thought the meaner I presented myself, the tougher I was with women, slapping them
around in well produced films where evil and death seem to lurk in every nightmare
alley and behind every venetian blind in every seedy apartment, I could find a market
for my screen characters…. At first it was very hard as I am a very even-tempered
guy, but I used my past life experiences to motivate me as I thought about some of
the people I hated in my early as well as later life … like the school bully who used to
try and beat the hell out of me at least once a week … a sadistic family doctor that
believed feeling pain when he treated you was the birthright of every man inasmuch
as women suffered giving birth … little incidents with trade-people who enjoyed acting
superior because they owned their business, overcharging you. Then the one I used
when I had to slap a woman around was easy! I was slapping the over-bearing
teacher who would fail you in their ‘holier-than-thou’ class and enjoy it! And especially
the experiences I had dealing with the unbelievable pompous ‘know-it-all-experts’ that
I dealt with during my advertising agency days … almost going ‘nuts’ trying to please
these ‘corporate heads’ until I finally got out of that racket!”
In his last years, Duryea rejoined former co-star Stewart for the adventure film The
Flight of the Phoenix, about men stranded in the Sahara desert by a downed airplane.
He worked in overseas film productions including the Italian western The Hills Run
Red (1966) and the spy thriller Five Golden Dragons (1967) in West Germany, while
continuing to find roles on American television. He also appeared twice on the big
screen with his son, character actor Peter Duryea, in the low-budget westerns
Taggart (1964), and The Bounty Killer (1965).
Duryea starred as the lead character China Smith in the television series China Smith
from 1952 to 1956, and The New Adventures of China Smith from 1953 to 1954.
He spoofed his tough-guy image in a comedy sketch about a robbery on the Feb. 20,
1955 episode of The Jack Benny Program.
Duryea guest starred as Roy Budinger, the self-educated mastermind of a criminal

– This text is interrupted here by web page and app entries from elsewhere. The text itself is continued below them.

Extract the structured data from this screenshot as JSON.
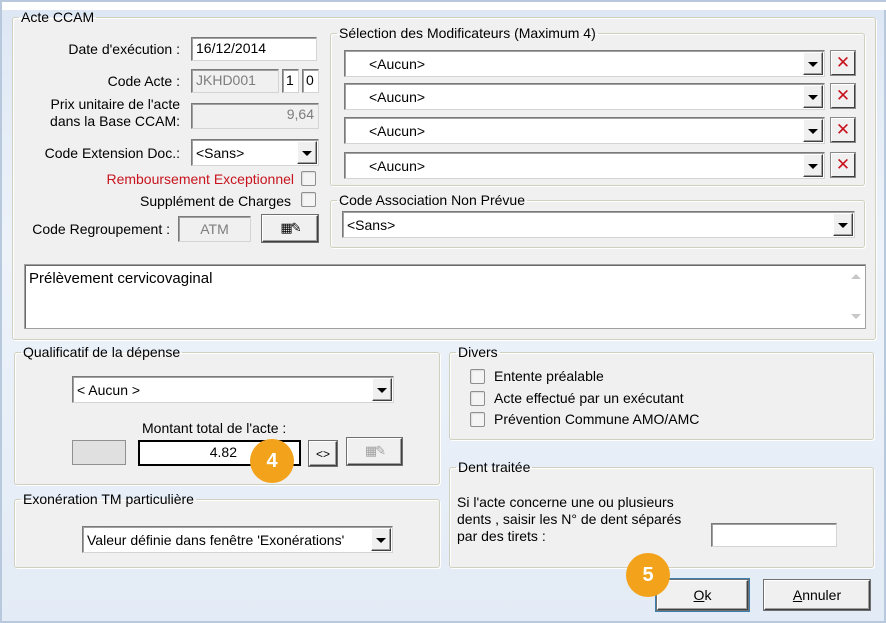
{
  "acte": {
    "legend": "Acte CCAM",
    "date_label": "Date d'exécution :",
    "date_value": "16/12/2014",
    "code_label": "Code Acte :",
    "code_value": "JKHD001",
    "code_phase": "1",
    "code_activite": "0",
    "prix_label_1": "Prix unitaire de l'acte",
    "prix_label_2": "dans la Base CCAM:",
    "prix_value": "9,64",
    "ext_label": "Code Extension Doc.:",
    "ext_value": "<Sans>",
    "remb_label": "Remboursement Exceptionnel",
    "supp_label": "Supplément de Charges",
    "regroup_label": "Code Regroupement :",
    "regroup_value": "ATM",
    "description": "Prélèvement cervicovaginal"
  },
  "modificateurs": {
    "legend": "Sélection des Modificateurs (Maximum 4)",
    "items": [
      {
        "value": "<Aucun>"
      },
      {
        "value": "<Aucun>"
      },
      {
        "value": "<Aucun>"
      },
      {
        "value": "<Aucun>"
      }
    ],
    "delete_glyph": "✕"
  },
  "association": {
    "legend": "Code Association Non Prévue",
    "value": "<Sans>"
  },
  "qualificatif": {
    "legend": "Qualificatif de la dépense",
    "value": "< Aucun >",
    "montant_label": "Montant total de l'acte :",
    "montant_value": "4.82",
    "swap_button": "<>"
  },
  "divers": {
    "legend": "Divers",
    "options": [
      {
        "label": "Entente préalable"
      },
      {
        "label": "Acte effectué par un exécutant"
      },
      {
        "label": "Prévention Commune AMO/AMC"
      }
    ]
  },
  "dent": {
    "legend": "Dent traitée",
    "instruction_1": "Si l'acte concerne une ou plusieurs",
    "instruction_2": "dents , saisir les N° de dent séparés",
    "instruction_3": "par des tirets :",
    "value": ""
  },
  "exoneration": {
    "legend": "Exonération TM particulière",
    "value": "Valeur définie dans fenêtre 'Exonérations'"
  },
  "buttons": {
    "ok_accel": "O",
    "ok_rest": "k",
    "cancel_accel": "A",
    "cancel_rest": "nnuler"
  },
  "badges": {
    "step4": "4",
    "step5": "5"
  },
  "icons": {
    "edit_icon": "▦✎"
  },
  "colors": {
    "badge": "#f2a31b",
    "warning_label": "#c8141e",
    "delete": "#c8141e"
  }
}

ring dealing in silver bullion, in the episode “Terror Town” on October 18, 1958 of
NBC’s western series Cimarron City.
In 1959, Duryea appeared as an alcoholic gunfighter in third episode of The Twilight
Zone, “Mr. Denton on Doomsday.” He guest starred on NBC’s anthology series The

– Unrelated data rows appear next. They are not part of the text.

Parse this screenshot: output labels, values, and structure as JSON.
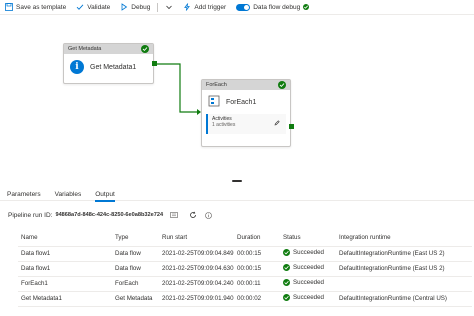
{
  "toolbar": {
    "save_template": "Save as template",
    "validate": "Validate",
    "debug": "Debug",
    "add_trigger": "Add trigger",
    "data_flow_debug": "Data flow debug"
  },
  "canvas": {
    "get_metadata": {
      "header": "Get Metadata",
      "name": "Get Metadata1"
    },
    "foreach": {
      "header": "ForEach",
      "name": "ForEach1",
      "activities_label": "Activities",
      "activities_count": "1 activities"
    }
  },
  "tabs": [
    "Parameters",
    "Variables",
    "Output"
  ],
  "run": {
    "label": "Pipeline run ID:",
    "id": "94868a7d-848c-424c-8250-6e0a8b32e724"
  },
  "table": {
    "columns": [
      "Name",
      "Type",
      "Run start",
      "Duration",
      "Status",
      "Integration runtime"
    ],
    "rows": [
      [
        "Data flow1",
        "Data flow",
        "2021-02-25T09:09:04.849",
        "00:00:15",
        "Succeeded",
        "DefaultIntegrationRuntime (East US 2)"
      ],
      [
        "Data flow1",
        "Data flow",
        "2021-02-25T09:09:04.630",
        "00:00:15",
        "Succeeded",
        "DefaultIntegrationRuntime (East US 2)"
      ],
      [
        "ForEach1",
        "ForEach",
        "2021-02-25T09:09:04.240",
        "00:00:11",
        "Succeeded",
        ""
      ],
      [
        "Get Metadata1",
        "Get Metadata",
        "2021-02-25T09:09:01.940",
        "00:00:02",
        "Succeeded",
        "DefaultIntegrationRuntime (Central US)"
      ]
    ]
  },
  "colors": {
    "accent": "#0078d4",
    "success": "#107c10"
  }
}
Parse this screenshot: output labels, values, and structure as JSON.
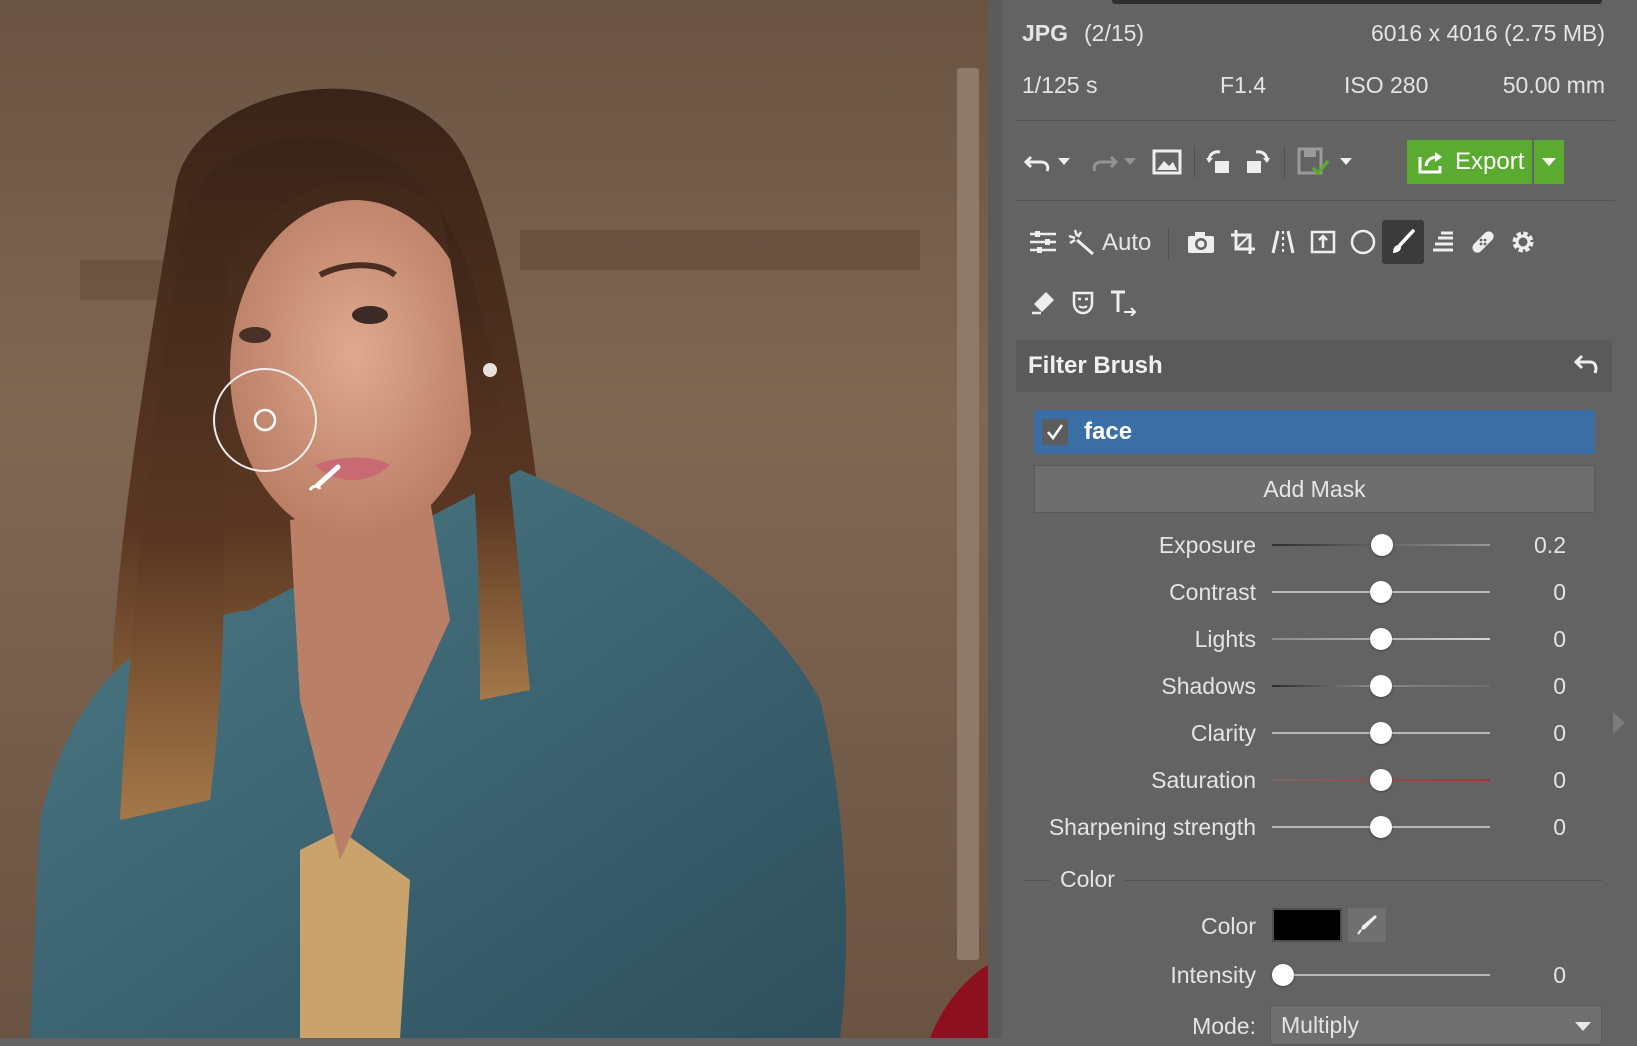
{
  "file_info": {
    "format": "JPG",
    "index": "(2/15)",
    "dimensions": "6016 x 4016 (2.75 MB)",
    "shutter": "1/125 s",
    "aperture": "F1.4",
    "iso": "ISO 280",
    "focal_length": "50.00 mm"
  },
  "toolbar": {
    "export_label": "Export",
    "icons": [
      "undo-icon",
      "undo-dropdown-icon",
      "redo-icon",
      "redo-dropdown-icon",
      "image-icon",
      "rotate-left-icon",
      "rotate-right-icon",
      "save-icon",
      "save-dropdown-icon",
      "export-icon",
      "export-dropdown-icon"
    ]
  },
  "tools": {
    "auto_label": "Auto",
    "active_tool": "brush-tool-icon"
  },
  "filter_brush": {
    "title": "Filter Brush",
    "mask": {
      "name": "face",
      "checked": true
    },
    "add_mask_label": "Add Mask",
    "sliders": [
      {
        "label": "Exposure",
        "value": "0.2",
        "position": 0.51
      },
      {
        "label": "Contrast",
        "value": "0",
        "position": 0.5
      },
      {
        "label": "Lights",
        "value": "0",
        "position": 0.5
      },
      {
        "label": "Shadows",
        "value": "0",
        "position": 0.5
      },
      {
        "label": "Clarity",
        "value": "0",
        "position": 0.5
      },
      {
        "label": "Saturation",
        "value": "0",
        "position": 0.5
      },
      {
        "label": "Sharpening strength",
        "value": "0",
        "position": 0.5
      }
    ],
    "color_group_title": "Color",
    "color_label": "Color",
    "color_value": "#000000",
    "intensity_label": "Intensity",
    "intensity_value": "0",
    "intensity_position": 0.0,
    "mode_label": "Mode:",
    "mode_value": "Multiply"
  },
  "colors": {
    "panel_bg": "#636363",
    "selection_blue": "#3a6ea5",
    "export_green": "#5aab2f"
  }
}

Barbara Stanwyck Show and appeared in an episode of Rawhide in 1959, “Incident
Of The Executioner.” On September 15, 1959, Duryea guest starred as the outlaw
Bud Carlin in the episode “Stage Stop,” the premiere of NBC’s Laramie western
series. Duryea appeared again as Luke Gregg on Laramie on October 25, 1960, in
the episode “The Long Riders.” Duryea also put in a great comic performance in The
Alfred Hitchcock Hour in an episode called “Three Wives Too Many” (1964).
Three weeks later, on November 16, 1960, Duryea played a mentally unstable
pioneer obsessed by demons and superstitions in “The Bleymier Story” of NBC’s
Wagon Train. Elen Willard played his daughter; James Drury, his daughter’s suitor.
Duryea was cast twice in 1960 as Captain Brad Turner in consecutive episodes of the
NBC western series Riverboat.
In 1963, Duryea portrayed Dr. Ben Lorrigan on NBC’s medical drama, The Eleventh
Hour. From 1967 to 1968, he appeared in a recurring role as Eddie Jacks on the soap
opera Peyton Place.
Duryea was quite different from the unsavory characters he often portrayed. He was
married for 35 years to his wife, Helen, until her death in January 1967. The couple
had two sons: Peter (who worked for a time as an actor), and Richard, a talent agent.
At home, Duryea lived a quiet life at his house in the San Fernando Valley, devoting
himself to gardening, boating, and community activities that included, at various times,
active membership in the local parent-teacher association, and Scout Master of a Boy
On June 7, 1968, Duryea died of cancer at the age of 61. The New York Times
tellingly noted the passing of a “heel with sex appeal.” His remains are interred in
Forest Lawn – Hollywood Hills Cemetery in Los Angeles, California.